-- The task --
Gather every line below where "Media" appears.
=== Available data ===
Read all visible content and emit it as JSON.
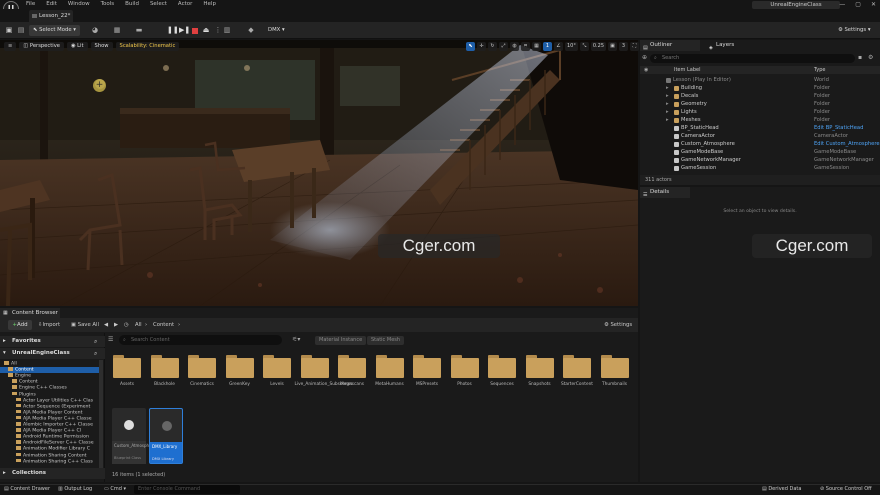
{
  "title_bar": {
    "logo": "U",
    "menu": [
      "File",
      "Edit",
      "Window",
      "Tools",
      "Build",
      "Select",
      "Actor",
      "Help"
    ],
    "app_title": "UnrealEngineClass",
    "level_tab": "Lesson_22*",
    "window_controls": {
      "minimize": "—",
      "maximize": "▢",
      "close": "✕"
    }
  },
  "toolbar": {
    "select_mode": "Select Mode",
    "dmx": "DMX",
    "settings": "Settings",
    "play_icons": [
      "pause-icon",
      "step-icon",
      "stop-icon",
      "eject-icon"
    ],
    "colors": {
      "stop": "#e04040",
      "accent": "#1e5ea8"
    }
  },
  "viewport": {
    "perspective": "Perspective",
    "lit": "Lit",
    "show": "Show",
    "scalability": "Scalability: Cinematic",
    "grid_snap": "10",
    "rotation_snap": "10°",
    "scale_snap": "0.25",
    "camera_speed": "3",
    "grid_number": "1"
  },
  "watermarks": {
    "viewport": "Cger.com",
    "right": "Cger.com"
  },
  "outliner": {
    "tab": "Outliner",
    "layers_tab": "Layers",
    "search_placeholder": "Search",
    "col_label": "Item Label",
    "col_type": "Type",
    "rows": [
      {
        "name": "Lesson (Play In Editor)",
        "type": "World",
        "indent": 0,
        "dim": true
      },
      {
        "name": "Building",
        "type": "Folder",
        "indent": 1
      },
      {
        "name": "Decals",
        "type": "Folder",
        "indent": 1
      },
      {
        "name": "Geometry",
        "type": "Folder",
        "indent": 1
      },
      {
        "name": "Lights",
        "type": "Folder",
        "indent": 1
      },
      {
        "name": "Meshes",
        "type": "Folder",
        "indent": 1
      },
      {
        "name": "BP_StaticHead",
        "type": "Edit BP_StaticHead",
        "indent": 1,
        "link": true
      },
      {
        "name": "CameraActor",
        "type": "CameraActor",
        "indent": 1
      },
      {
        "name": "Custom_Atmosphere",
        "type": "Edit Custom_Atmosphere",
        "indent": 1,
        "link": true
      },
      {
        "name": "GameModeBase",
        "type": "GameModeBase",
        "indent": 1
      },
      {
        "name": "GameNetworkManager",
        "type": "GameNetworkManager",
        "indent": 1
      },
      {
        "name": "GameSession",
        "type": "GameSession",
        "indent": 1
      }
    ],
    "count": "311 actors"
  },
  "details": {
    "tab": "Details",
    "empty_text": "Select an object to view details."
  },
  "content_browser": {
    "tab": "Content Browser",
    "add": "Add",
    "import": "Import",
    "save_all": "Save All",
    "breadcrumb": [
      "All",
      "Content"
    ],
    "settings": "Settings",
    "search_placeholder": "Search Content",
    "filters": [
      "Material Instance",
      "Static Mesh"
    ],
    "favorites": "Favorites",
    "project": "UnrealEngineClass",
    "collections": "Collections",
    "tree": [
      {
        "label": "All",
        "indent": 0
      },
      {
        "label": "Content",
        "indent": 1,
        "selected": true
      },
      {
        "label": "Engine",
        "indent": 1
      },
      {
        "label": "Content",
        "indent": 2
      },
      {
        "label": "Engine C++ Classes",
        "indent": 2
      },
      {
        "label": "Plugins",
        "indent": 2
      },
      {
        "label": "Actor Layer Utilities C++ Clas",
        "indent": 3
      },
      {
        "label": "Actor Sequence (Experiment",
        "indent": 3
      },
      {
        "label": "AJA Media Player Content",
        "indent": 3
      },
      {
        "label": "AJA Media Player C++ Classe",
        "indent": 3
      },
      {
        "label": "Alembic Importer C++ Classe",
        "indent": 3
      },
      {
        "label": "AJA Media Player C++ Cl",
        "indent": 3
      },
      {
        "label": "Android Runtime Permission",
        "indent": 3
      },
      {
        "label": "AndroidFileServer C++ Classe",
        "indent": 3
      },
      {
        "label": "Animation Modifier Library C",
        "indent": 3
      },
      {
        "label": "Animation Sharing Content",
        "indent": 3
      },
      {
        "label": "Animation Sharing C++ Class",
        "indent": 3
      }
    ],
    "folders": [
      "Assets",
      "Blackhole",
      "Cinematics",
      "GreenKey",
      "Levels",
      "Live_Animation_Subscenes",
      "Megascans",
      "MetaHumans",
      "MSPresets",
      "Photos",
      "Sequences",
      "Snapshots",
      "StarterContent",
      "Thumbnails"
    ],
    "assets": [
      {
        "label": "Custom_Atmosphere",
        "sub": "Blueprint Class",
        "selected": false
      },
      {
        "label": "DMX_Library",
        "sub": "DMX Library",
        "selected": true
      }
    ],
    "items_text": "16 items (1 selected)"
  },
  "status_bar": {
    "content_drawer": "Content Drawer",
    "output_log": "Output Log",
    "cmd": "Cmd",
    "cmd_placeholder": "Enter Console Command",
    "derived_data": "Derived Data",
    "source_control": "Source Control Off"
  }
}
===
-- Response to this exercise --
        "label": "AJA Media Player Content",
        "label": "AJA Media Player C++ Classe",
        "label": "AJA Media Player C++ Cl",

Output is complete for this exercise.